MATERIAL TO PROCESS:
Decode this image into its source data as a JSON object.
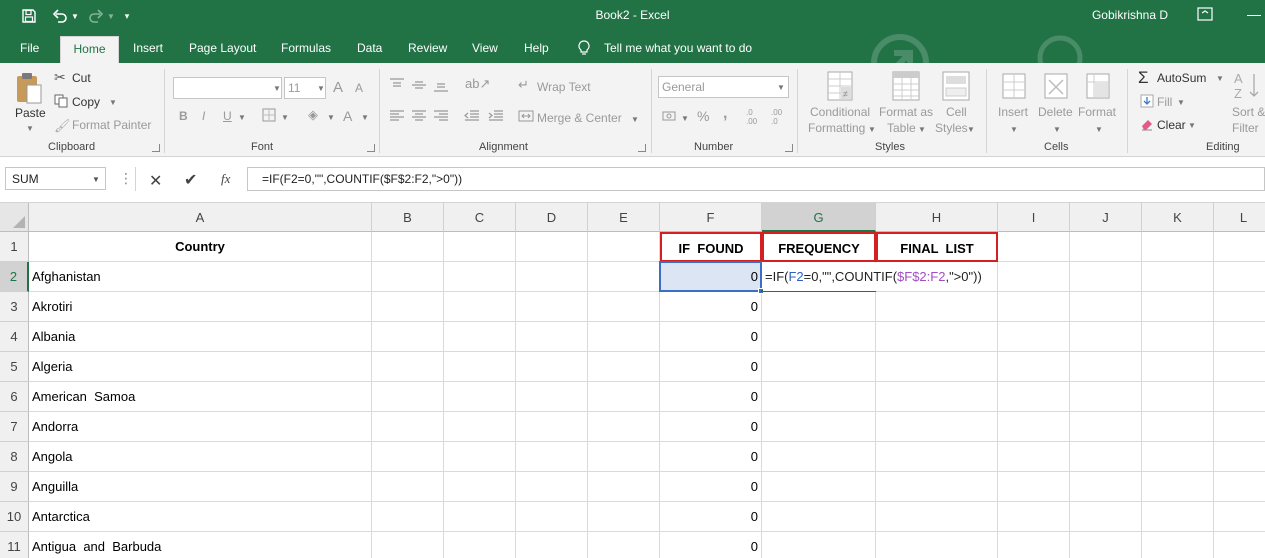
{
  "app": {
    "doc_title": "Book2  -  Excel",
    "user": "Gobikrishna D"
  },
  "tabs": [
    "File",
    "Home",
    "Insert",
    "Page Layout",
    "Formulas",
    "Data",
    "Review",
    "View",
    "Help"
  ],
  "tell_me": "Tell me what you want to do",
  "ribbon": {
    "clipboard": {
      "label": "Clipboard",
      "paste": "Paste",
      "cut": "Cut",
      "copy": "Copy",
      "format_painter": "Format Painter"
    },
    "font": {
      "label": "Font",
      "size": "11",
      "bold": "B",
      "italic": "I",
      "underline": "U",
      "grow": "A",
      "shrink": "A",
      "color": "A"
    },
    "alignment": {
      "label": "Alignment",
      "wrap": "Wrap Text",
      "merge": "Merge & Center"
    },
    "number": {
      "label": "Number",
      "format": "General",
      "percent": "%",
      "comma": ",",
      "inc_dec": ".0 .00",
      "dec_dec": ".00 .0"
    },
    "styles": {
      "label": "Styles",
      "conditional_1": "Conditional",
      "conditional_2": "Formatting",
      "format_table_1": "Format as",
      "format_table_2": "Table",
      "cell_styles_1": "Cell",
      "cell_styles_2": "Styles"
    },
    "cells": {
      "label": "Cells",
      "insert": "Insert",
      "delete": "Delete",
      "format": "Format"
    },
    "editing": {
      "label": "Editing",
      "autosum": "AutoSum",
      "fill": "Fill",
      "clear": "Clear",
      "sort_1": "Sort &",
      "sort_2": "Filter"
    }
  },
  "formula_bar": {
    "name_box": "SUM",
    "formula": "=IF(F2=0,\"\",COUNTIF($F$2:F2,\">0\"))",
    "fx": "fx"
  },
  "grid": {
    "columns": [
      "A",
      "B",
      "C",
      "D",
      "E",
      "F",
      "G",
      "H",
      "I",
      "J",
      "K",
      "L"
    ],
    "rows": [
      "1",
      "2",
      "3",
      "4",
      "5",
      "6",
      "7",
      "8",
      "9",
      "10",
      "11"
    ],
    "headers": {
      "A": "Country",
      "F": "IF  FOUND",
      "G": "FREQUENCY",
      "H": "FINAL  LIST"
    },
    "countries": [
      "Afghanistan",
      "Akrotiri",
      "Albania",
      "Algeria",
      "American  Samoa",
      "Andorra",
      "Angola",
      "Anguilla",
      "Antarctica",
      "Antigua  and  Barbuda"
    ],
    "if_found": [
      "0",
      "0",
      "0",
      "0",
      "0",
      "0",
      "0",
      "0",
      "0",
      "0"
    ],
    "edit_formula": {
      "p1": "=IF(",
      "ref1": "F2",
      "p2": "=0,\"\",COUNTIF(",
      "ref2": "$F$2:F2",
      "p3": ",\">0\"))"
    }
  },
  "colors": {
    "accent": "#217346",
    "header_border": "#d42020",
    "selection": "#dbe5f3"
  }
}
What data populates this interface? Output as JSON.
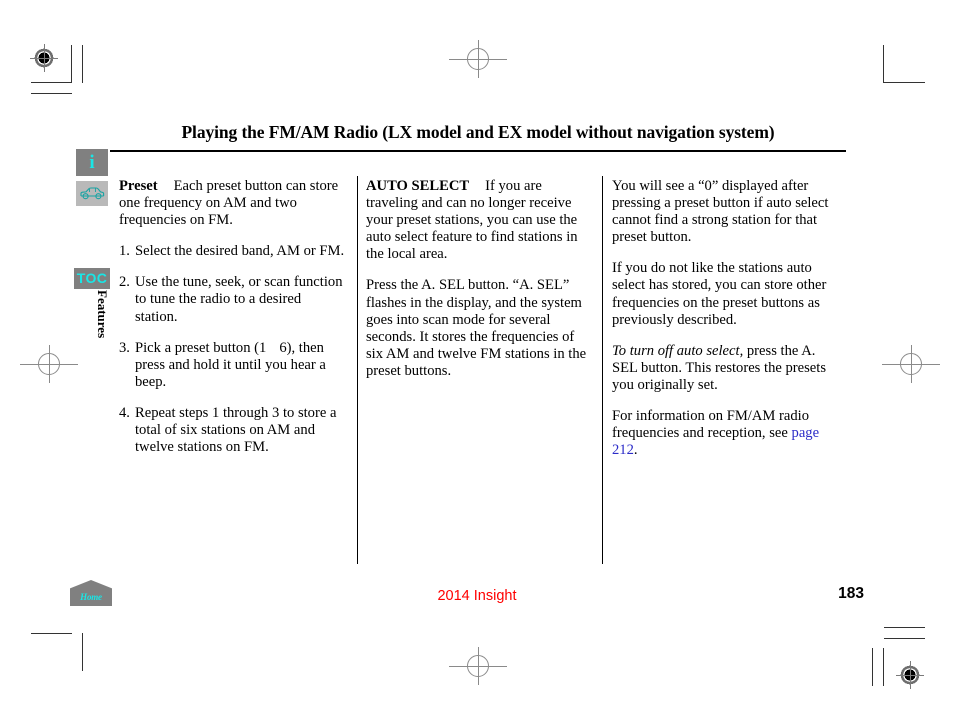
{
  "document": {
    "title": "Playing the FM/AM Radio (LX model and EX model without navigation system)"
  },
  "sidebar": {
    "info_icon_label": "i",
    "car_icon_name": "car-icon",
    "toc_label": "TOC",
    "section_label": "Features"
  },
  "columns": {
    "left": {
      "lead": "Preset",
      "lead_body": "Each preset button can store one frequency on AM and two frequencies on FM.",
      "steps": [
        {
          "num": "1.",
          "text_a": "Select the desired band, AM or FM.",
          "text_b": ""
        },
        {
          "num": "2.",
          "text_a": "Use the tune, seek, or scan function to tune the radio to a desired station.",
          "text_b": ""
        },
        {
          "num": "3.",
          "text_a": "Pick a preset button (1",
          "text_b": "6), then press and hold it until you hear a beep."
        },
        {
          "num": "4.",
          "text_a": "Repeat steps 1 through 3 to store a total of six stations on AM and twelve stations on FM.",
          "text_b": ""
        }
      ]
    },
    "middle": {
      "lead": "AUTO SELECT",
      "lead_body": "If you are traveling and can no longer receive your preset stations, you can use the auto select feature to find stations in the local area.",
      "paragraph_2": "Press the A. SEL button. “A. SEL” flashes in the display, and the system goes into scan mode for several seconds. It stores the frequencies of six AM and twelve FM stations in the preset buttons."
    },
    "right": {
      "paragraph_1": "You will see a “0” displayed after pressing a preset button if auto select cannot find a strong station for that preset button.",
      "paragraph_2": "If you do not like the stations auto select has stored, you can store other frequencies on the preset buttons as previously described.",
      "paragraph_3_italic": "To turn off auto select,",
      "paragraph_3_rest": "press the A. SEL button. This restores the presets you originally set.",
      "paragraph_4_before": "For information on FM/AM radio frequencies and reception, see",
      "paragraph_4_link": "page 212",
      "paragraph_4_after": "."
    }
  },
  "footer": {
    "home_label": "Home",
    "model_year": "2014 Insight",
    "page_number": "183"
  },
  "colors": {
    "accent_cyan": "#19e6e6",
    "tab_gray": "#808080",
    "link_blue": "#2b2bc8",
    "footer_red": "#ff0000"
  }
}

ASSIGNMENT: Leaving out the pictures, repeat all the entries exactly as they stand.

EXERCISE OUTPUT:
Decode this image into its source data as a JSON object.
{
  "app": {
    "doc_title": "Book2  -  Excel",
    "user": "Gobikrishna D"
  },
  "tabs": [
    "File",
    "Home",
    "Insert",
    "Page Layout",
    "Formulas",
    "Data",
    "Review",
    "View",
    "Help"
  ],
  "tell_me": "Tell me what you want to do",
  "ribbon": {
    "clipboard": {
      "label": "Clipboard",
      "paste": "Paste",
      "cut": "Cut",
      "copy": "Copy",
      "format_painter": "Format Painter"
    },
    "font": {
      "label": "Font",
      "size": "11",
      "bold": "B",
      "italic": "I",
      "underline": "U",
      "grow": "A",
      "shrink": "A",
      "color": "A"
    },
    "alignment": {
      "label": "Alignment",
      "wrap": "Wrap Text",
      "merge": "Merge & Center"
    },
    "number": {
      "label": "Number",
      "format": "General",
      "percent": "%",
      "comma": ",",
      "inc_dec": ".0 .00",
      "dec_dec": ".00 .0"
    },
    "styles": {
      "label": "Styles",
      "conditional_1": "Conditional",
      "conditional_2": "Formatting",
      "format_table_1": "Format as",
      "format_table_2": "Table",
      "cell_styles_1": "Cell",
      "cell_styles_2": "Styles"
    },
    "cells": {
      "label": "Cells",
      "insert": "Insert",
      "delete": "Delete",
      "format": "Format"
    },
    "editing": {
      "label": "Editing",
      "autosum": "AutoSum",
      "fill": "Fill",
      "clear": "Clear",
      "sort_1": "Sort &",
      "sort_2": "Filter"
    }
  },
  "formula_bar": {
    "name_box": "SUM",
    "formula": "=IF(F2=0,\"\",COUNTIF($F$2:F2,\">0\"))",
    "fx": "fx"
  },
  "grid": {
    "columns": [
      "A",
      "B",
      "C",
      "D",
      "E",
      "F",
      "G",
      "H",
      "I",
      "J",
      "K",
      "L"
    ],
    "rows": [
      "1",
      "2",
      "3",
      "4",
      "5",
      "6",
      "7",
      "8",
      "9",
      "10",
      "11"
    ],
    "headers": {
      "A": "Country",
      "F": "IF  FOUND",
      "G": "FREQUENCY",
      "H": "FINAL  LIST"
    },
    "countries": [
      "Afghanistan",
      "Akrotiri",
      "Albania",
      "Algeria",
      "American  Samoa",
      "Andorra",
      "Angola",
      "Anguilla",
      "Antarctica",
      "Antigua  and  Barbuda"
    ],
    "if_found": [
      "0",
      "0",
      "0",
      "0",
      "0",
      "0",
      "0",
      "0",
      "0",
      "0"
    ],
    "edit_formula": {
      "p1": "=IF(",
      "ref1": "F2",
      "p2": "=0,\"\",COUNTIF(",
      "ref2": "$F$2:F2",
      "p3": ",\">0\"))"
    }
  },
  "colors": {
    "accent": "#217346",
    "header_border": "#d42020",
    "selection": "#dbe5f3"
  }
}
What data populates this interface? Output as JSON.
{
  "document": {
    "title": "Playing the FM/AM Radio (LX model and EX model without navigation system)"
  },
  "sidebar": {
    "info_icon_label": "i",
    "car_icon_name": "car-icon",
    "toc_label": "TOC",
    "section_label": "Features"
  },
  "columns": {
    "left": {
      "lead": "Preset",
      "lead_body": "Each preset button can store one frequency on AM and two frequencies on FM.",
      "steps": [
        {
          "num": "1.",
          "text_a": "Select the desired band, AM or FM.",
          "text_b": ""
        },
        {
          "num": "2.",
          "text_a": "Use the tune, seek, or scan function to tune the radio to a desired station.",
          "text_b": ""
        },
        {
          "num": "3.",
          "text_a": "Pick a preset button (1",
          "text_b": "6), then press and hold it until you hear a beep."
        },
        {
          "num": "4.",
          "text_a": "Repeat steps 1 through 3 to store a total of six stations on AM and twelve stations on FM.",
          "text_b": ""
        }
      ]
    },
    "middle": {
      "lead": "AUTO SELECT",
      "lead_body": "If you are traveling and can no longer receive your preset stations, you can use the auto select feature to find stations in the local area.",
      "paragraph_2": "Press the A. SEL button. “A. SEL” flashes in the display, and the system goes into scan mode for several seconds. It stores the frequencies of six AM and twelve FM stations in the preset buttons."
    },
    "right": {
      "paragraph_1": "You will see a “0” displayed after pressing a preset button if auto select cannot find a strong station for that preset button.",
      "paragraph_2": "If you do not like the stations auto select has stored, you can store other frequencies on the preset buttons as previously described.",
      "paragraph_3_italic": "To turn off auto select,",
      "paragraph_3_rest": "press the A. SEL button. This restores the presets you originally set.",
      "paragraph_4_before": "For information on FM/AM radio frequencies and reception, see",
      "paragraph_4_link": "page 212",
      "paragraph_4_after": "."
    }
  },
  "footer": {
    "home_label": "Home",
    "model_year": "2014 Insight",
    "page_number": "183"
  },
  "colors": {
    "accent_cyan": "#19e6e6",
    "tab_gray": "#808080",
    "link_blue": "#2b2bc8",
    "footer_red": "#ff0000"
  }
}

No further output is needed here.